▸ **What you have to do**
Copy every line of the records below that holds the word "stories".
*** Block opens ***
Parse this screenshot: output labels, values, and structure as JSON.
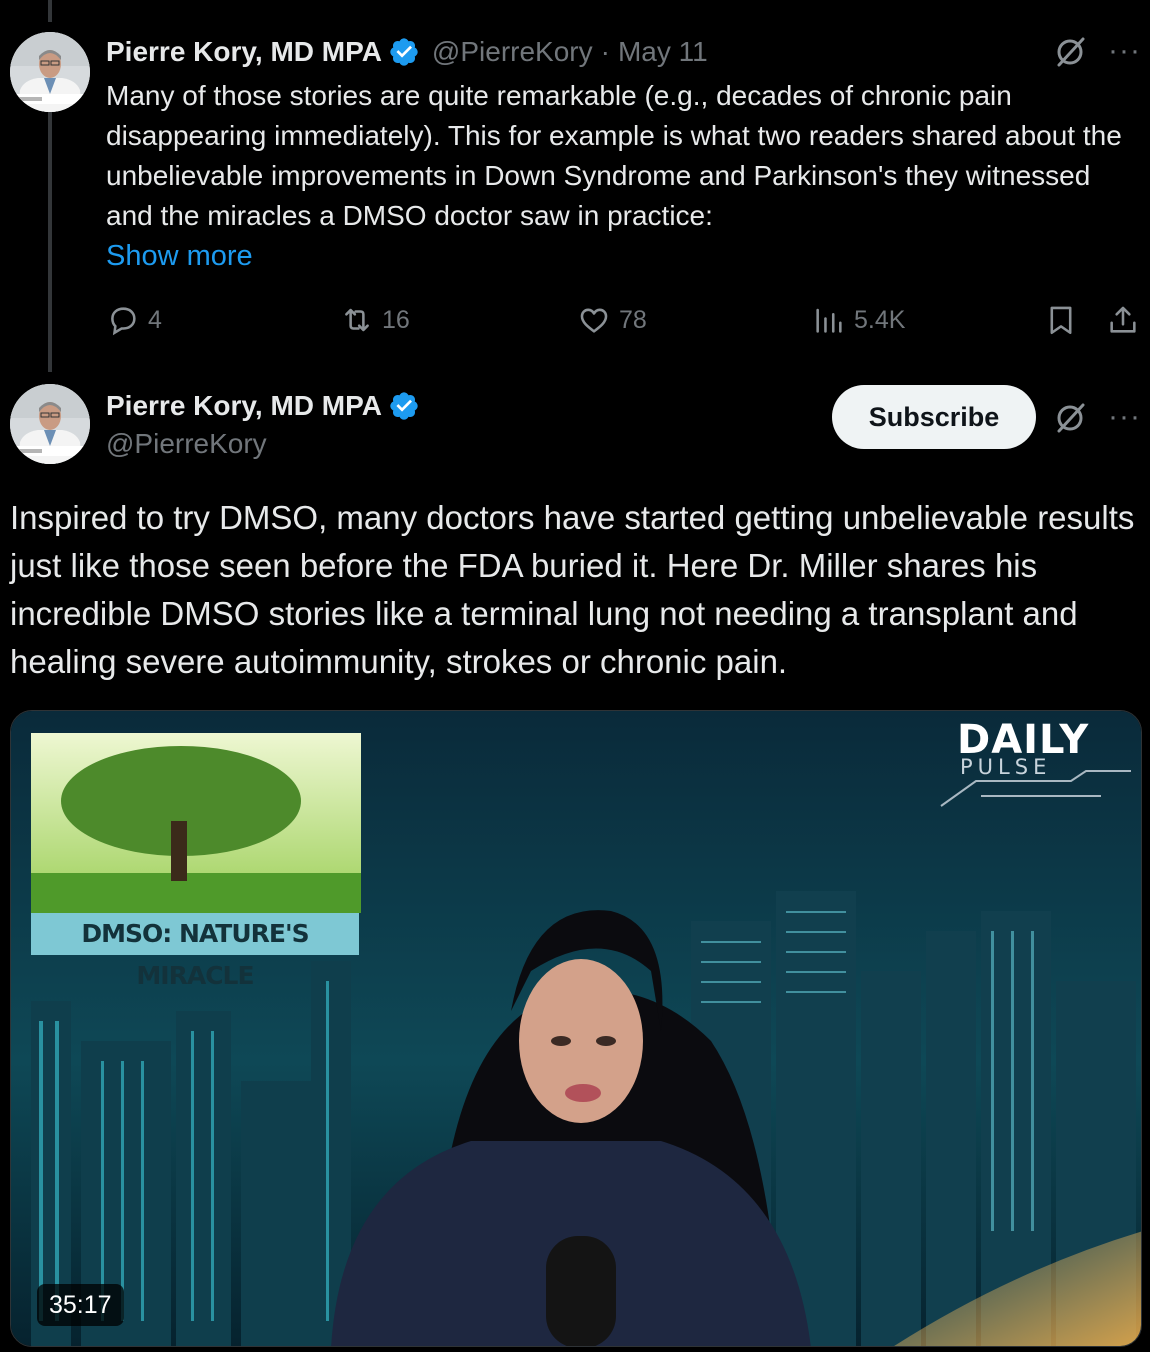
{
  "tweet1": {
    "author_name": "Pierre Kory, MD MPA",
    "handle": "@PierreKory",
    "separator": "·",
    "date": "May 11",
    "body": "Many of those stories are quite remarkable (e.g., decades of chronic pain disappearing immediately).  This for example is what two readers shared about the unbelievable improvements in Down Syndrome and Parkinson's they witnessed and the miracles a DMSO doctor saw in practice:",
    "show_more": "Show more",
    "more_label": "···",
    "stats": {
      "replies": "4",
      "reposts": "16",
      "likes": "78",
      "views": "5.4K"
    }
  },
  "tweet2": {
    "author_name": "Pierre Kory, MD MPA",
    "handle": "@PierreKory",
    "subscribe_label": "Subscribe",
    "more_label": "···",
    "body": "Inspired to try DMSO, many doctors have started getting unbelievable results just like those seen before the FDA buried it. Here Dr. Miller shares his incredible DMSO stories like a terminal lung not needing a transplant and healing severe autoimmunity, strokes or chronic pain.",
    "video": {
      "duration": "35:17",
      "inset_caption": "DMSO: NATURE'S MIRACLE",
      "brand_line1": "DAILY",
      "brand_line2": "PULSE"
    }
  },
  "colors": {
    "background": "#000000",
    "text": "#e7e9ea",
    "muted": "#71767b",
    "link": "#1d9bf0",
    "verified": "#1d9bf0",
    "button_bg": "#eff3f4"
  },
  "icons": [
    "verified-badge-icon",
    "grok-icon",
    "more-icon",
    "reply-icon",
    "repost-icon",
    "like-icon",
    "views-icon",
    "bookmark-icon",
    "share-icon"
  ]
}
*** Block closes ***
▸ **Solution**
    "body": "Many of those stories are quite remarkable (e.g., decades of chronic pain disappearing immediately).  This for example is what two readers shared about the unbelievable improvements in Down Syndrome and Parkinson's they witnessed and the miracles a DMSO doctor saw in practice:",
    "body": "Inspired to try DMSO, many doctors have started getting unbelievable results just like those seen before the FDA buried it. Here Dr. Miller shares his incredible DMSO stories like a terminal lung not needing a transplant and healing severe autoimmunity, strokes or chronic pain.",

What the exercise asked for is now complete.